Director of the Bates Center Brian Detweiler-Bedell stated that scholarship candidates will be chosen by the faculty and board members of the Bates Center in conjunction with the admissions department.
On the LC website, Brent Hutchings emphasized the importance of fostering entrepreneurs in Oregon.
“We especially want to encourage students in rural Oregon to study entrepreneurship and the liberal arts at Lewis & Clark, so they can take the skills they’ve acquired and help propel their rural economies forward,” Hutchings said.
Chrys Hutchings further discussed the focus on impacting the Oregon community.
“Fewer than 10% of our students are from Oregon, but around half of our students stay in Oregon,” Hutchings said via email. “This means that our alumni network in Oregon is getting stronger and stronger every year.”

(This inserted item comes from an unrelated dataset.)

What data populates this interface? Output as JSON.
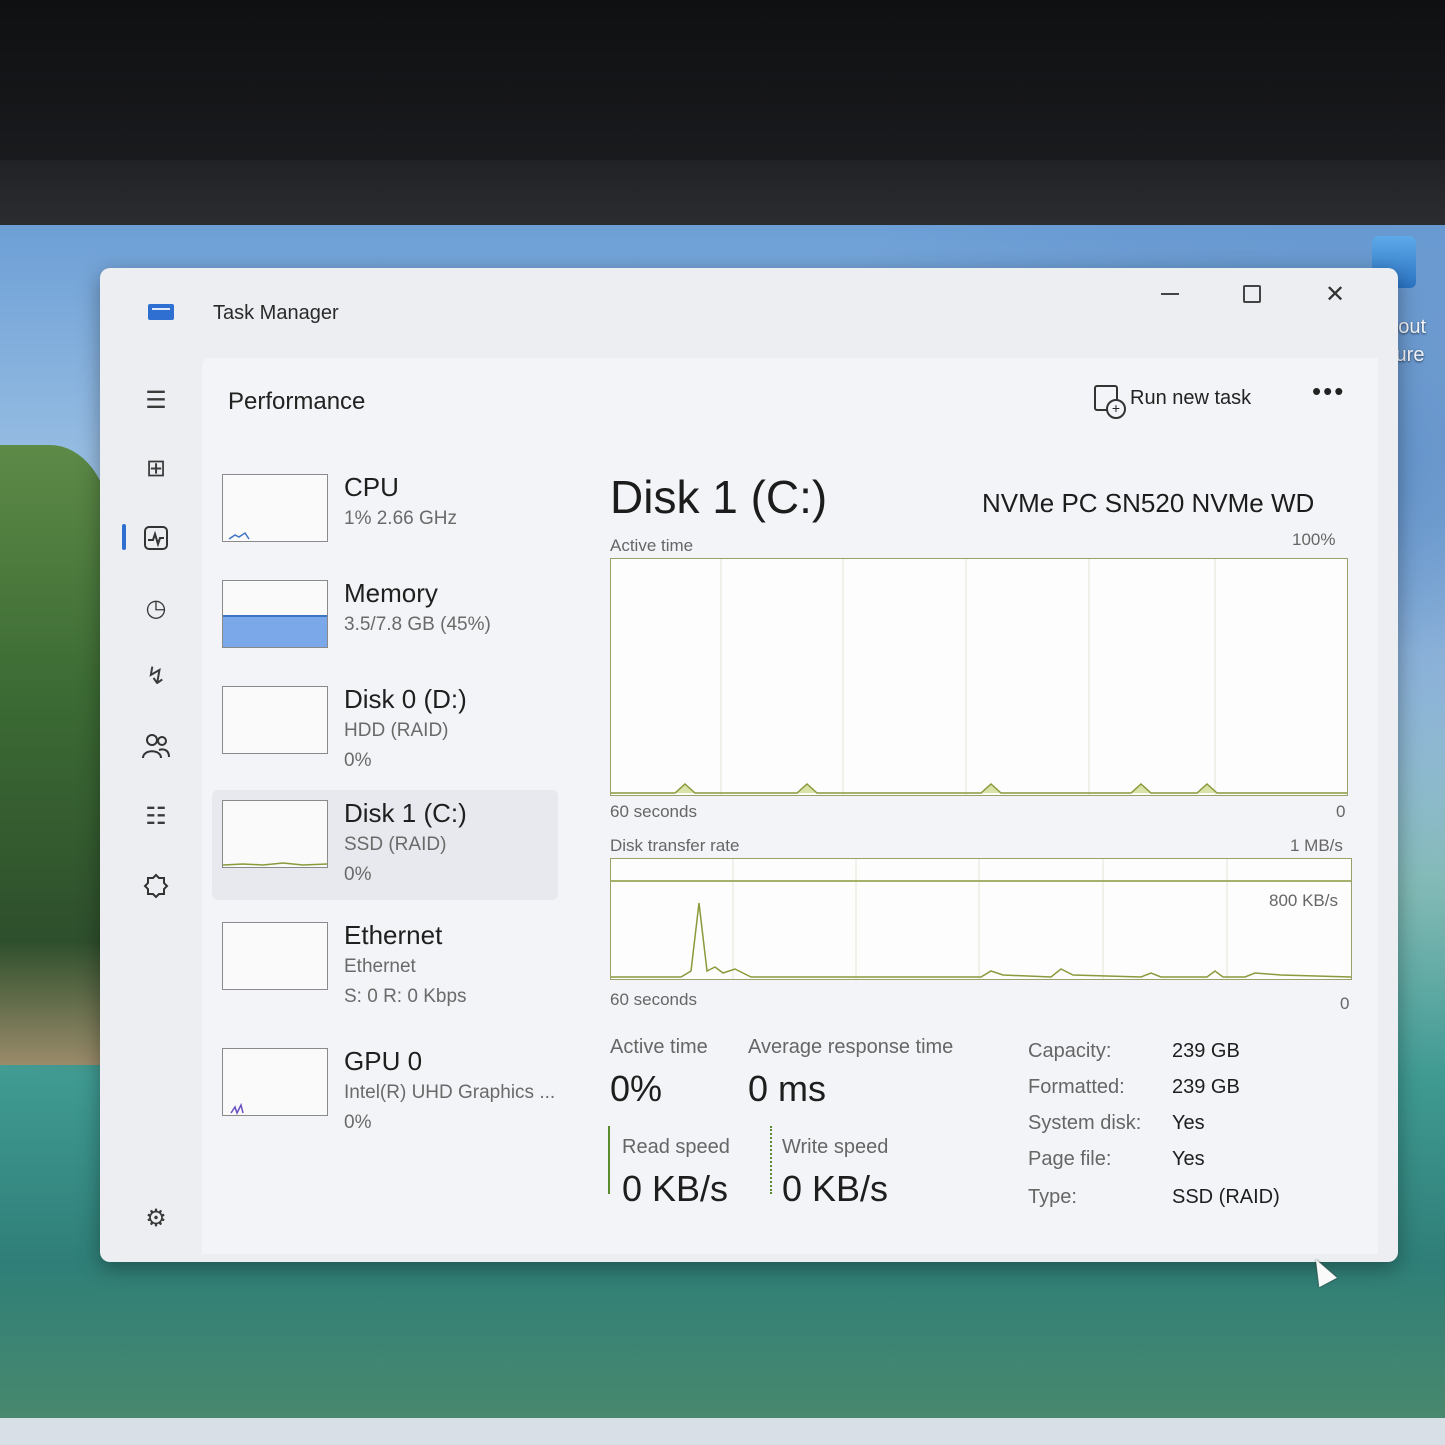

Additionally, Chrys described what skills and characteristics the ideal candidate for this scholarship will have.
“We will look not only for enthusiasm, but for ability to navigate and execute,” she said. “We are not looking for the person who took on a project to pad their resume for college. Nor are we necessarily looking for the person who raised or earned the most money. We are looking for problem solvers in the for-profit or non-profit world who can show us motivation, grit, and resilience.”
Detweiler-Bedell also spoke about the newly developing entrepreneurship minor at LC and how the opinions on the entrepreneurship department have changed throughout the years.
“‘But this is a liberal arts school?’ There was this feeling that it would be inappropriate in this environment,” Detweiler-Bedell said.
He agrees that the apprehension was partly justified, but it did not completely align with the mission of adding an entrepreneurship minor at LC.
“We should harness the strengths of the liberal arts and enable students to be change-makers, in a much broader sense,” Detweiler-Bedell said.
Adjunct Instructor at the Bates Center Sara Conte discussed the creative nature of the classes that are a part of the minor.
“The Innovation class is probably more creative than other traditional business classes,” Conte said via email. “We have the flexibility to explore all sorts of models from successful startups like Stitch Fix to social innovations like Universal Base Income.”
Ochuko Akpovbovbo ’21, co-president of the Entrepreneurship Club, explained how she thought the scholarship would change the Bates Center and the Entrepreneurship Club.
“I believe having more students attend the college who are already interested in entrepreneurship will definitely help grow the club,” she said via email. “Not just by adding those individual students, but by fostering a culture of creativity and critical thinking, combined with action — which is what the entrepreneurship club is all about.”
When discussing the future of the Bates Center and the role of entrepreneurship in a liberal arts environment, Detweiler-Bedell argues that the entrepreneurial and liberal arts mindset are more similar than one may initially think.
“These abilities — systems-thinking, creativity & design-thinking and collaboration and leadership — aren’t just the hallmark strengths of our graduates,” Detweiler-Bedell said. “They are the very core of entrepreneurship.”